PROVIDED INFORMATION below:

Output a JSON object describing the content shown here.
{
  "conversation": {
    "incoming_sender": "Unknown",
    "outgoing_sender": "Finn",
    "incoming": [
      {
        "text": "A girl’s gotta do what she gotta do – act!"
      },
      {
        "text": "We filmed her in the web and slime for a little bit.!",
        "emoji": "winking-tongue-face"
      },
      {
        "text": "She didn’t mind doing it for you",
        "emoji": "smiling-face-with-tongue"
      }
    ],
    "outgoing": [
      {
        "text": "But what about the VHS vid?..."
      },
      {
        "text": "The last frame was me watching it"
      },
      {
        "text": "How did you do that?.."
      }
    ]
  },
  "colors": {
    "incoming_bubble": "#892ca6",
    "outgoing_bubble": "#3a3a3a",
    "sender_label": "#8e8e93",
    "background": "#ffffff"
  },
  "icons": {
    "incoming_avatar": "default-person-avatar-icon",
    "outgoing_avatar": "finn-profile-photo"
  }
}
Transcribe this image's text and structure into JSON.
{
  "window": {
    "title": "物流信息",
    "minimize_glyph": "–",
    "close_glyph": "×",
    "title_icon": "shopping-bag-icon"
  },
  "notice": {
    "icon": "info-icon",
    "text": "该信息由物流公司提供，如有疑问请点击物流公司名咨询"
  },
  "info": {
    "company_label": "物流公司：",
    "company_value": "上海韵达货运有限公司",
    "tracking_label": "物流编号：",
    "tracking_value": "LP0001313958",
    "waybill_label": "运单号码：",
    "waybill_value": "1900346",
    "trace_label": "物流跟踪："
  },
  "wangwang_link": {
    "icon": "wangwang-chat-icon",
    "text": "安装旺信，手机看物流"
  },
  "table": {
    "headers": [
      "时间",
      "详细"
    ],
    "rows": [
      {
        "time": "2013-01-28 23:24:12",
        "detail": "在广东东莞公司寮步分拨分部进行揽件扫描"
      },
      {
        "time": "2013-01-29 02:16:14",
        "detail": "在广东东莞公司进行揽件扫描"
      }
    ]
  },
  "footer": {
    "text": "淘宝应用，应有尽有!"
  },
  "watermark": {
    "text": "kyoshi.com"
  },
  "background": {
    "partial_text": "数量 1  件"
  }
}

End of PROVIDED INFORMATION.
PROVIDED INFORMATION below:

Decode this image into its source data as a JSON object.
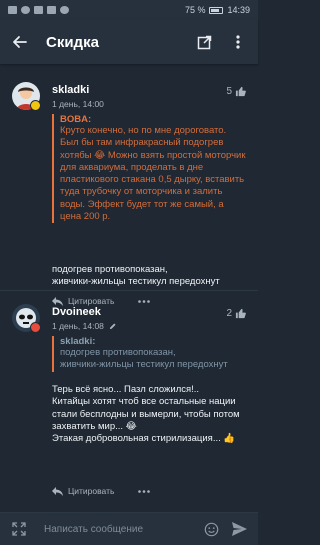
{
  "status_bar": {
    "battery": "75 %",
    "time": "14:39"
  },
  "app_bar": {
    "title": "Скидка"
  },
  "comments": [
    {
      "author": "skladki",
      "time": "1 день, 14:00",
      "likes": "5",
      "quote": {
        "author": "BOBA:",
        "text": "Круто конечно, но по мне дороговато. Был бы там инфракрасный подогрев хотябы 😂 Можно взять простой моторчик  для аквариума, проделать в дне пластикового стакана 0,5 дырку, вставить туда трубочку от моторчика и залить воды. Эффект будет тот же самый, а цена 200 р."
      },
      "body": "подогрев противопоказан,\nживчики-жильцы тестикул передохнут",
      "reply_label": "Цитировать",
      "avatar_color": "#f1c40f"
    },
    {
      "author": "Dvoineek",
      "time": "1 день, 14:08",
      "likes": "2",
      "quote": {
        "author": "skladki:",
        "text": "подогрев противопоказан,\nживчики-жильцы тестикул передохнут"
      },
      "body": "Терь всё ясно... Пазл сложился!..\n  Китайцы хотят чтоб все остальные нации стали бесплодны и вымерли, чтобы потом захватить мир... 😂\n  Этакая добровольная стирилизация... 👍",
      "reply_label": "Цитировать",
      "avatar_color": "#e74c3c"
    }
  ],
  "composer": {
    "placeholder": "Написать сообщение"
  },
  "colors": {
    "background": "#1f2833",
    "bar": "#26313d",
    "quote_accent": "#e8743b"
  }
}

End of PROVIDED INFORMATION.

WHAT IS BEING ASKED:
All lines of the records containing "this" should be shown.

YOUR SOLUTION:
Transcribe this image's text and structure into JSON.
Decode this image into its source data as a JSON object.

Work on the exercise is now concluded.